During the past few weeks, we’ve seen the advantages of running for president as an incumbent. President Obama has been able to redirect the news coverage away from economic issues for days at a time by holding an interview or taking a trip, while Mitt Romney is often in the position of reacting, playing defense, or trying to keep up.
But Romney isn’t completely without tools for reclaiming the narrative and putting Obama on defense. As several Republican members of Congress told the Hill, Romney could potentially set up a clear contrast between himself and Obama by taking a trip to Israel:
Mitt Romney should visit Israel soon, Republican lawmakers say, claiming that such a trip would highlight the fact that President Obama has not been there during his first term.
Congressional Republicans told the Hill that there would be many benefits for Romney should he go to Israel, explaining that it would both advance U.S.-Israeli relations and help him politically.
“It would be a good visit for him,” said National Republican Congressional Committee Chairman Pete Sessions (Texas).
Obama’s failure to visit Israel during the past three years, even as he’s made trips to Cairo and Saudi Arabia, is still taken as a slight by many Israel supporters. It’s always possible that he could visit before the election, but making the first trip this late in his first term could also smack of political opportunism and raise fresh questions about whether he’s losing support among Jewish voters. Plus, Israel is not a topic Obama wants to spend much time talking deeply about this election, as his unpopular positions and rocky relationship with Prime Minister Netanyahu will invariably come up at some point.
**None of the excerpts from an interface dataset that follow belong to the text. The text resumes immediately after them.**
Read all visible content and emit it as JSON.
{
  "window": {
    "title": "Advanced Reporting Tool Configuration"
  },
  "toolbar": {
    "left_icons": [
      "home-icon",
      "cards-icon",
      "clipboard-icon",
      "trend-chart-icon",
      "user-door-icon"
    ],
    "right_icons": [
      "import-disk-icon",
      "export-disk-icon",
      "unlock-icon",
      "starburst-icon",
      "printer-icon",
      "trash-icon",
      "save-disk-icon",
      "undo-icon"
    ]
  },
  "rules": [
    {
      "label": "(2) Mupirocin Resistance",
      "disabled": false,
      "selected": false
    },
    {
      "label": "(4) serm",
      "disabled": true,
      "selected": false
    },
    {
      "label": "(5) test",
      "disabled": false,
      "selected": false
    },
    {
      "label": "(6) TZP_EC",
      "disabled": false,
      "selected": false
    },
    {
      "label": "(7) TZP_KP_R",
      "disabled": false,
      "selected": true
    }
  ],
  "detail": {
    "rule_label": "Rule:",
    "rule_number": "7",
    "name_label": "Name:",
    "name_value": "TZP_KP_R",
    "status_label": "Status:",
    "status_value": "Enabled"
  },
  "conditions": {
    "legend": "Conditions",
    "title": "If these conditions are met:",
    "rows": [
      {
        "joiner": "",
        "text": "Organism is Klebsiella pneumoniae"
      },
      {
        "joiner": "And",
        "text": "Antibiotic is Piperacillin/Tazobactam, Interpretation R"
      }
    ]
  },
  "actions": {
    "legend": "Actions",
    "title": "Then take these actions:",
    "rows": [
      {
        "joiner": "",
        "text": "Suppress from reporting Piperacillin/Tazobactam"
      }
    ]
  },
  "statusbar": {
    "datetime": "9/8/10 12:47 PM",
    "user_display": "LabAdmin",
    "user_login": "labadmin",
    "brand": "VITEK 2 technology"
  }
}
Romney, in contrast, has reportedly had a warm friendship with Netanyahu for decades (though for Israeli political reasons, that might not be on prominent display during the trip). And support for Israel may currently be the most unifying foreign policy issue for conservatives right now, particularly as there has been disagreement about subjects like the Libya intervention and the Afghanistan withdrawal. A visit to Israel could give Romney a chance to hone in on a foreign policy issue that conservatives — and Americans in general — largely agree on, and give Obama something to react to for a change.